**Information given:**
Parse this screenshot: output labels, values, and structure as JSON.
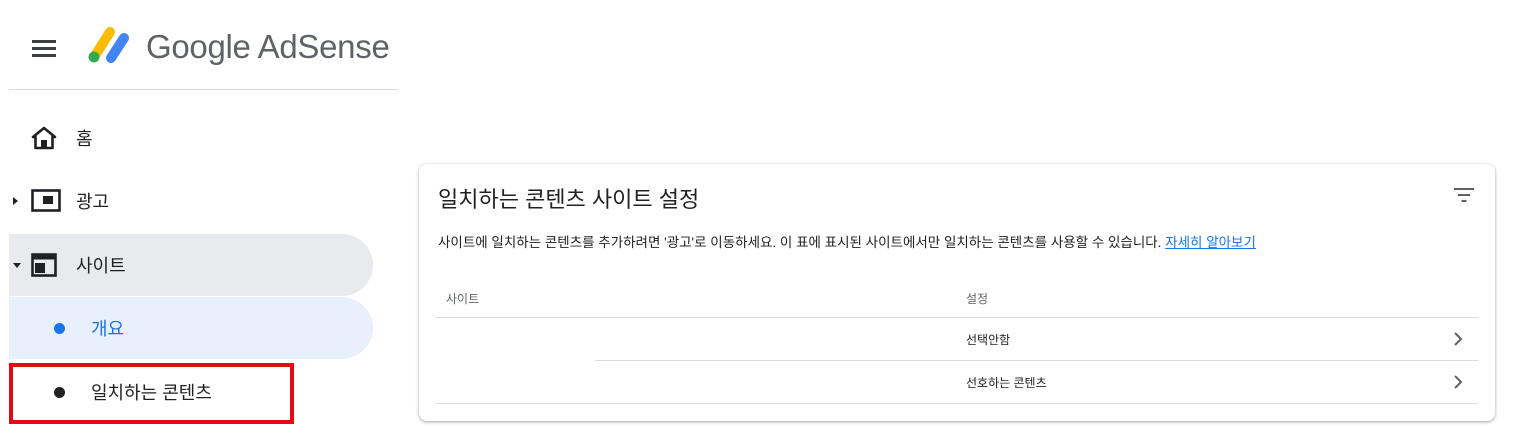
{
  "header": {
    "menu_icon": "menu-icon",
    "logo_text": "Google AdSense",
    "logo_colors": [
      "#fbbc04",
      "#4285f4",
      "#34a853"
    ]
  },
  "sidebar": {
    "items": [
      {
        "label": "홈",
        "icon": "home-icon"
      },
      {
        "label": "광고",
        "icon": "ads-icon",
        "expand": "collapsed"
      },
      {
        "label": "사이트",
        "icon": "sites-icon",
        "expand": "expanded"
      },
      {
        "label": "개요",
        "selected": true
      },
      {
        "label": "일치하는 콘텐츠"
      }
    ],
    "selected_color": "#1a73e8",
    "highlight_color": "#e50914"
  },
  "card": {
    "title": "일치하는 콘텐츠 사이트 설정",
    "filter_icon": "filter-icon",
    "description": "사이트에 일치하는 콘텐츠를 추가하려면 '광고'로 이동하세요. 이 표에 표시된 사이트에서만 일치하는 콘텐츠를 사용할 수 있습니다. ",
    "learn_more": "자세히 알아보기",
    "table": {
      "columns": [
        "사이트",
        "설정"
      ],
      "rows": [
        {
          "site": "",
          "setting": "선택안함"
        },
        {
          "site": "",
          "setting": "선호하는 콘텐츠"
        }
      ]
    }
  }
}
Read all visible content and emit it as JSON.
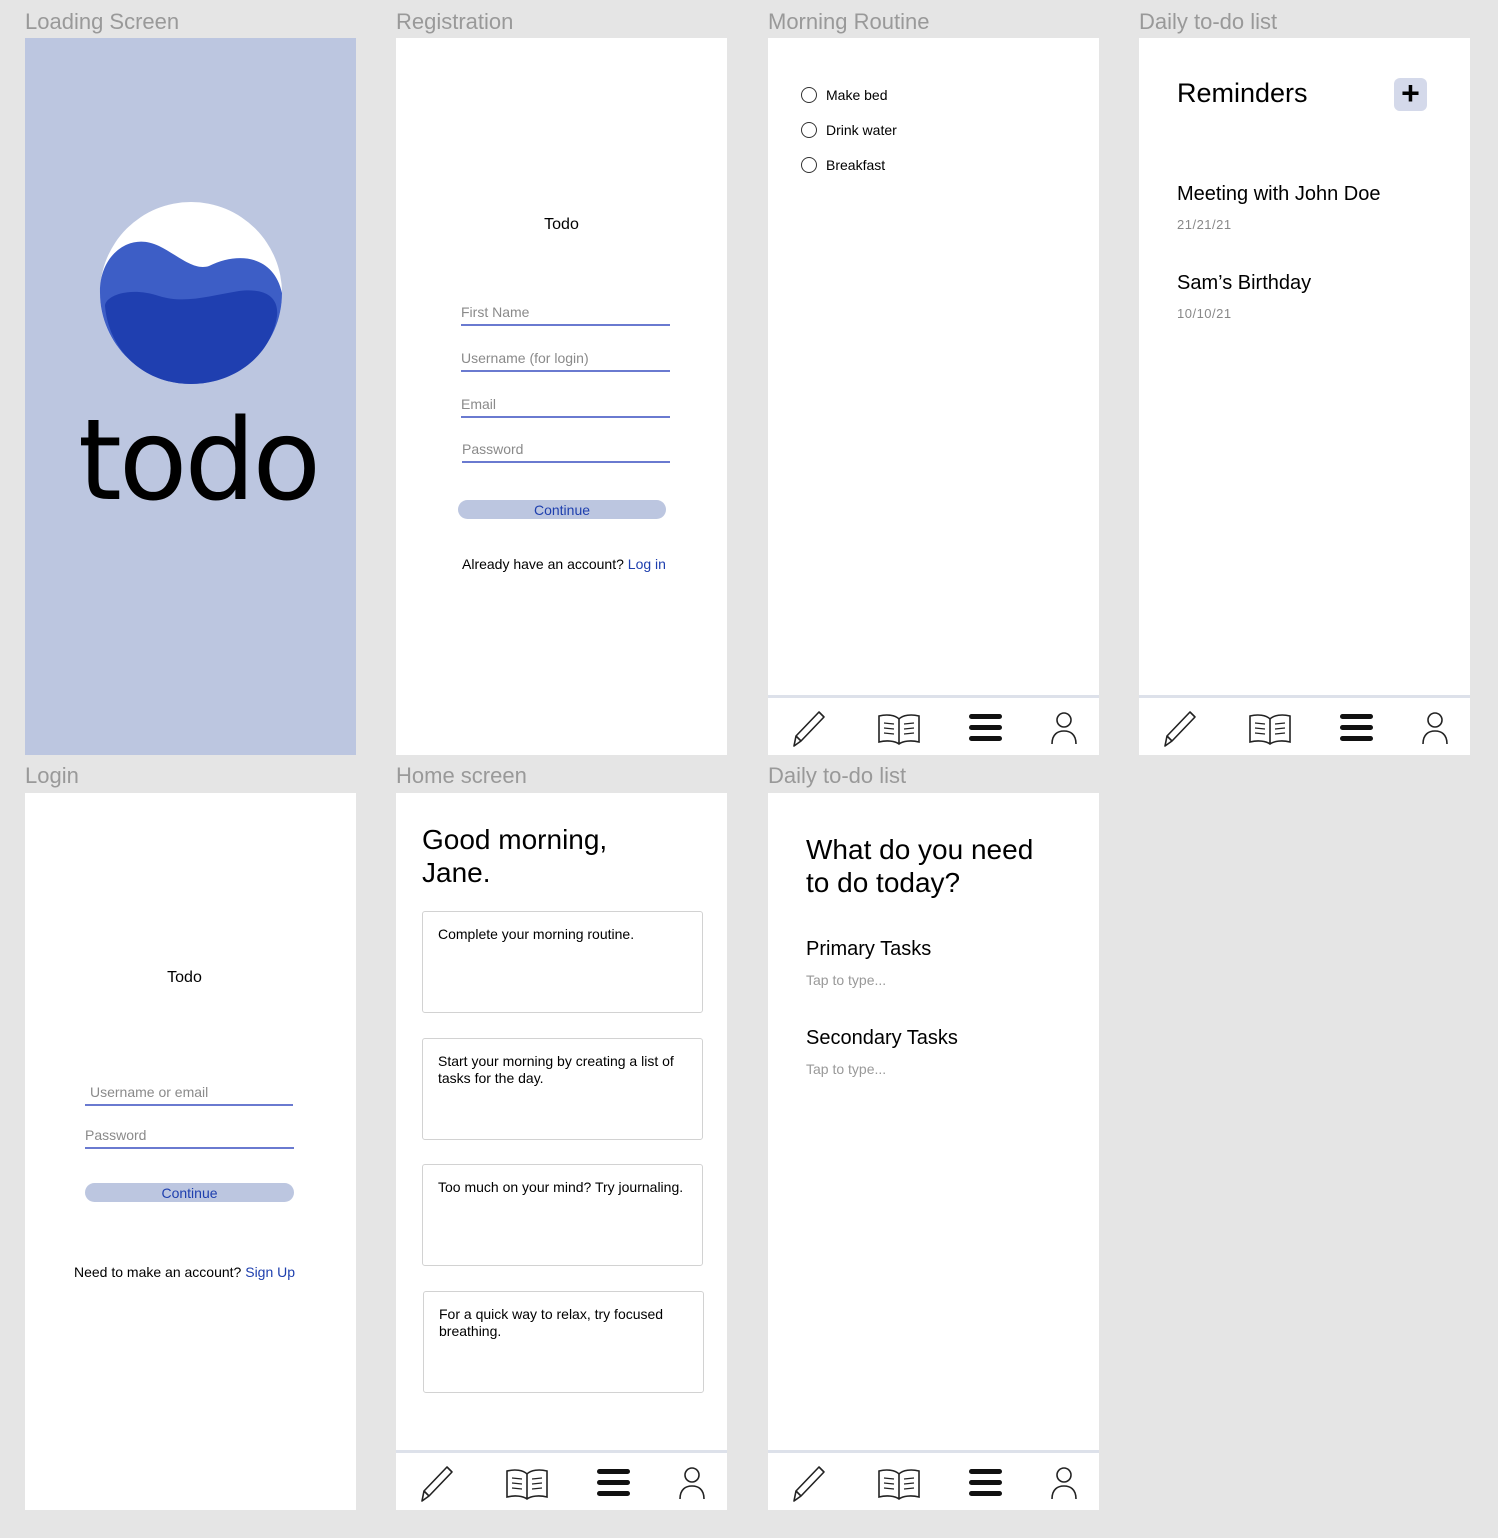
{
  "frames": {
    "loading": {
      "title": "Loading Screen",
      "logo_text": "todo",
      "logo_colors": [
        "#ffffff",
        "#3a5bc7",
        "#1e3fae"
      ],
      "bg": "#bcc6e0"
    },
    "registration": {
      "title": "Registration",
      "app_title": "Todo",
      "fields": [
        "First Name",
        "Username (for login)",
        "Email",
        "Password"
      ],
      "continue": "Continue",
      "footer_text": "Already have an account?",
      "footer_link": "Log in"
    },
    "morning": {
      "title": "Morning Routine",
      "items": [
        "Make bed",
        "Drink water",
        "Breakfast"
      ]
    },
    "reminders": {
      "title": "Daily to-do list",
      "heading": "Reminders",
      "add_icon": "+",
      "items": [
        {
          "title": "Meeting with John Doe",
          "date": "21/21/21"
        },
        {
          "title": "Sam’s Birthday",
          "date": "10/10/21"
        }
      ]
    },
    "login": {
      "title": "Login",
      "app_title": "Todo",
      "fields": [
        "Username or email",
        "Password"
      ],
      "continue": "Continue",
      "footer_text": "Need to make an account?",
      "footer_link": "Sign Up"
    },
    "home": {
      "title": "Home screen",
      "greeting_line1": "Good morning,",
      "greeting_line2": "Jane.",
      "cards": [
        "Complete your morning routine.",
        "Start your morning by creating a list of tasks for the day.",
        "Too much on your mind? Try journaling.",
        "For a quick way to relax, try focused breathing."
      ]
    },
    "daily": {
      "title": "Daily to-do list",
      "question_line1": "What do you need",
      "question_line2": "to do today?",
      "primary": "Primary Tasks",
      "primary_placeholder": "Tap to type...",
      "secondary": "Secondary Tasks",
      "secondary_placeholder": "Tap to type..."
    }
  },
  "nav_icons": [
    "pencil-icon",
    "book-icon",
    "menu-icon",
    "profile-icon"
  ],
  "colors": {
    "accent": "#1e3fae",
    "field_line": "#6a7ad0",
    "button_bg": "#bcc6e0"
  }
}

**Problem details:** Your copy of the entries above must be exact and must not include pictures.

**Task output:**
Parse this screenshot: output labels, values, and structure as JSON.
{
  "header": {
    "menu_icon": "menu-icon",
    "logo_text": "Google AdSense",
    "logo_colors": [
      "#fbbc04",
      "#4285f4",
      "#34a853"
    ]
  },
  "sidebar": {
    "items": [
      {
        "label": "홈",
        "icon": "home-icon"
      },
      {
        "label": "광고",
        "icon": "ads-icon",
        "expand": "collapsed"
      },
      {
        "label": "사이트",
        "icon": "sites-icon",
        "expand": "expanded"
      },
      {
        "label": "개요",
        "selected": true
      },
      {
        "label": "일치하는 콘텐츠"
      }
    ],
    "selected_color": "#1a73e8",
    "highlight_color": "#e50914"
  },
  "card": {
    "title": "일치하는 콘텐츠 사이트 설정",
    "filter_icon": "filter-icon",
    "description": "사이트에 일치하는 콘텐츠를 추가하려면 '광고'로 이동하세요. 이 표에 표시된 사이트에서만 일치하는 콘텐츠를 사용할 수 있습니다. ",
    "learn_more": "자세히 알아보기",
    "table": {
      "columns": [
        "사이트",
        "설정"
      ],
      "rows": [
        {
          "site": "",
          "setting": "선택안함"
        },
        {
          "site": "",
          "setting": "선호하는 콘텐츠"
        }
      ]
    }
  }
}
Read all visible content and emit it as JSON.
{
  "frames": {
    "loading": {
      "title": "Loading Screen",
      "logo_text": "todo",
      "logo_colors": [
        "#ffffff",
        "#3a5bc7",
        "#1e3fae"
      ],
      "bg": "#bcc6e0"
    },
    "registration": {
      "title": "Registration",
      "app_title": "Todo",
      "fields": [
        "First Name",
        "Username (for login)",
        "Email",
        "Password"
      ],
      "continue": "Continue",
      "footer_text": "Already have an account?",
      "footer_link": "Log in"
    },
    "morning": {
      "title": "Morning Routine",
      "items": [
        "Make bed",
        "Drink water",
        "Breakfast"
      ]
    },
    "reminders": {
      "title": "Daily to-do list",
      "heading": "Reminders",
      "add_icon": "+",
      "items": [
        {
          "title": "Meeting with John Doe",
          "date": "21/21/21"
        },
        {
          "title": "Sam’s Birthday",
          "date": "10/10/21"
        }
      ]
    },
    "login": {
      "title": "Login",
      "app_title": "Todo",
      "fields": [
        "Username or email",
        "Password"
      ],
      "continue": "Continue",
      "footer_text": "Need to make an account?",
      "footer_link": "Sign Up"
    },
    "home": {
      "title": "Home screen",
      "greeting_line1": "Good morning,",
      "greeting_line2": "Jane.",
      "cards": [
        "Complete your morning routine.",
        "Start your morning by creating a list of tasks for the day.",
        "Too much on your mind? Try journaling.",
        "For a quick way to relax, try focused breathing."
      ]
    },
    "daily": {
      "title": "Daily to-do list",
      "question_line1": "What do you need",
      "question_line2": "to do today?",
      "primary": "Primary Tasks",
      "primary_placeholder": "Tap to type...",
      "secondary": "Secondary Tasks",
      "secondary_placeholder": "Tap to type..."
    }
  },
  "nav_icons": [
    "pencil-icon",
    "book-icon",
    "menu-icon",
    "profile-icon"
  ],
  "colors": {
    "accent": "#1e3fae",
    "field_line": "#6a7ad0",
    "button_bg": "#bcc6e0"
  }
}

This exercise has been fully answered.